Exercise details =>
Lines from the material below that hold the string "kuronn" are what is needed; copy each of them.
════════════════
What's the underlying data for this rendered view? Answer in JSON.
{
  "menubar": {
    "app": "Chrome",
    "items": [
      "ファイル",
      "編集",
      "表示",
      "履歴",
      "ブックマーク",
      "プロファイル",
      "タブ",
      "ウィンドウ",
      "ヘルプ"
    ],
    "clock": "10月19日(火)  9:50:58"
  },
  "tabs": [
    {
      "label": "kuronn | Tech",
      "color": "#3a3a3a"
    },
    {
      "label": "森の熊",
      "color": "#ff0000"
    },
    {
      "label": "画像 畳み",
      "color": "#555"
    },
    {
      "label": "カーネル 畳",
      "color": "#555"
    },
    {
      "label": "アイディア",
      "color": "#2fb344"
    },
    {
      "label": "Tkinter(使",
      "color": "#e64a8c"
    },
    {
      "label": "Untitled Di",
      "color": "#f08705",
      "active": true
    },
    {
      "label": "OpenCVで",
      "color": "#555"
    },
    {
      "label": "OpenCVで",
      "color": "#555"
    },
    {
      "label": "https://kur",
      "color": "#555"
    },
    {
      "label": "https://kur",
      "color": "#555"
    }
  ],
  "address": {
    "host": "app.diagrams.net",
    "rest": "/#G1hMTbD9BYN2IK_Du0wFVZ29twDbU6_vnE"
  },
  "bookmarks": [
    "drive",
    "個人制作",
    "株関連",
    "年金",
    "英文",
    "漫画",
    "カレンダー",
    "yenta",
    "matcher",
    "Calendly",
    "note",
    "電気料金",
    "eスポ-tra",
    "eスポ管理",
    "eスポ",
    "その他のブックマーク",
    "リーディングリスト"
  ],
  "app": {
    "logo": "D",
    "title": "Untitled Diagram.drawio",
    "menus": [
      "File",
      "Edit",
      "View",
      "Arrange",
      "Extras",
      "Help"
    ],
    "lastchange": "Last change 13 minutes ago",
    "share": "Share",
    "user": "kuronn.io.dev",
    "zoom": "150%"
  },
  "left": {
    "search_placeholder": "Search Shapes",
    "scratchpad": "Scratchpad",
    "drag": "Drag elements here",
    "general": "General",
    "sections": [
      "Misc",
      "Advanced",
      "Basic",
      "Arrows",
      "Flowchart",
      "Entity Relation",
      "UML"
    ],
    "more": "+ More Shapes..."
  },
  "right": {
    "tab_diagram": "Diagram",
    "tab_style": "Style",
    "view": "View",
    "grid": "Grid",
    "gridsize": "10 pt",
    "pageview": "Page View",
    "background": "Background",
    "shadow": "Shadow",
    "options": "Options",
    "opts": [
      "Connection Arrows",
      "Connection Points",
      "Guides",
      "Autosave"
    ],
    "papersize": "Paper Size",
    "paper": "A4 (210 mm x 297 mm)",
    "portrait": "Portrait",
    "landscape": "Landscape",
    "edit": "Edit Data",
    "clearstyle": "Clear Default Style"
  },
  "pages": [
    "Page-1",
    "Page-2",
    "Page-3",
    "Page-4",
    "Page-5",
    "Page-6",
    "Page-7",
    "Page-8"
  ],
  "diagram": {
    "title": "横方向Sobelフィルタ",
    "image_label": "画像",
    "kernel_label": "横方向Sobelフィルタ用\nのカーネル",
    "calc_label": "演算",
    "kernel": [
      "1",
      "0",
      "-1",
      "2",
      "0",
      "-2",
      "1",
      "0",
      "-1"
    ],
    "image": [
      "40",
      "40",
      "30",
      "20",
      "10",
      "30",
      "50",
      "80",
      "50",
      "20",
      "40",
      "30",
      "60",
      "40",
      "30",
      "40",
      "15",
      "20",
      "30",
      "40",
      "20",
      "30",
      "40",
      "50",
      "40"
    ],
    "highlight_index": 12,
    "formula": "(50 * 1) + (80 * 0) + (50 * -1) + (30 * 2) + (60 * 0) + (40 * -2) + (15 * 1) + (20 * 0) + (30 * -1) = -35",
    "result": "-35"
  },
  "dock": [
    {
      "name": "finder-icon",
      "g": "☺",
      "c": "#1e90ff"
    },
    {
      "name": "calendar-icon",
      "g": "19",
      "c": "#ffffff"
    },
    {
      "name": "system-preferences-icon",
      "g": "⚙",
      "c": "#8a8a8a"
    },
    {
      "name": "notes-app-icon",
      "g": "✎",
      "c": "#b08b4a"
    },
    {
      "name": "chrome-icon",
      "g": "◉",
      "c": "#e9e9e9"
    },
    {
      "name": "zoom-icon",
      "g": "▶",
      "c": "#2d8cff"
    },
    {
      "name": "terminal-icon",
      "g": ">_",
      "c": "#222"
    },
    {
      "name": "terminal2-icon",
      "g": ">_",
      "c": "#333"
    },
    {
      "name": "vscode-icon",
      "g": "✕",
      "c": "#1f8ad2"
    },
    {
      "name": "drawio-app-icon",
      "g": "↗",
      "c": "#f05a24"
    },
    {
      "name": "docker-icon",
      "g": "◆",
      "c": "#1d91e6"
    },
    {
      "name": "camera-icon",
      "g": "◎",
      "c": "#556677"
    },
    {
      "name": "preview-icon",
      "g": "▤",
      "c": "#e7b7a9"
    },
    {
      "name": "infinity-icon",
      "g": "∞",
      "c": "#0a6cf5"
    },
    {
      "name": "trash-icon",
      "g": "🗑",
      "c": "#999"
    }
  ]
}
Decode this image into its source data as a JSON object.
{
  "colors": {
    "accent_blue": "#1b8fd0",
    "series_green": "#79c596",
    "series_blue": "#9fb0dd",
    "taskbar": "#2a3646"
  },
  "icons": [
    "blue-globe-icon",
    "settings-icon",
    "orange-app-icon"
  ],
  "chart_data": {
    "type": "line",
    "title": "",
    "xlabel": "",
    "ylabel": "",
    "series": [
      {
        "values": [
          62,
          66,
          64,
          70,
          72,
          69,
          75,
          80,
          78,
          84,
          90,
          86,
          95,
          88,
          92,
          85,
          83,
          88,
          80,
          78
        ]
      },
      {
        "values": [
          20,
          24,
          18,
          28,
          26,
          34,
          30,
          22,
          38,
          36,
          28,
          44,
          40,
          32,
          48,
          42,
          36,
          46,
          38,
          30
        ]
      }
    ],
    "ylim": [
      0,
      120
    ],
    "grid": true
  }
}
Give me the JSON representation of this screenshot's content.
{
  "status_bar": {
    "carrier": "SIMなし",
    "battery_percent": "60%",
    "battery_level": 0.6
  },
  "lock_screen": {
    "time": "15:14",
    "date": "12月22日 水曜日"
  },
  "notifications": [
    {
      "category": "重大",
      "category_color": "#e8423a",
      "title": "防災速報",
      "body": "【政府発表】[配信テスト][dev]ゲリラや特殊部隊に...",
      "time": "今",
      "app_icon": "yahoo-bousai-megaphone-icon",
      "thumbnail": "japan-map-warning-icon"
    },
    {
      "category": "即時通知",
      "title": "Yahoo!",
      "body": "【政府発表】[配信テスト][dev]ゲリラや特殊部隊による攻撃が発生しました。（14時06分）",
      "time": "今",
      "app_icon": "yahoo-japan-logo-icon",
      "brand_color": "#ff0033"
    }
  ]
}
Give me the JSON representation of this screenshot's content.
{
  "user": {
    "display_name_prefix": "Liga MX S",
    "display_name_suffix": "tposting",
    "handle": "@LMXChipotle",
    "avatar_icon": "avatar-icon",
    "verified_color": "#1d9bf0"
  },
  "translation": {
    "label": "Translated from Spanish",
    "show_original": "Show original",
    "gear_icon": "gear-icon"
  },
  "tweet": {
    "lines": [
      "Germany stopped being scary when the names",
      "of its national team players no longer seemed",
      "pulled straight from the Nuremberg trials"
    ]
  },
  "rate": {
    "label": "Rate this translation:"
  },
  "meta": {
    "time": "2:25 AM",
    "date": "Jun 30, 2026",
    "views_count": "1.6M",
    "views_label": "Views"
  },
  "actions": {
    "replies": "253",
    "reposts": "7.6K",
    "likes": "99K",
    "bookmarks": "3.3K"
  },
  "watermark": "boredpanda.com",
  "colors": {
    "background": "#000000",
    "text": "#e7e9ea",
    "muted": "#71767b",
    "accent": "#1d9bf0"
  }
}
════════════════
Response =>
      "label": "kuronn | Tech",
    "user": "kuronn.io.dev",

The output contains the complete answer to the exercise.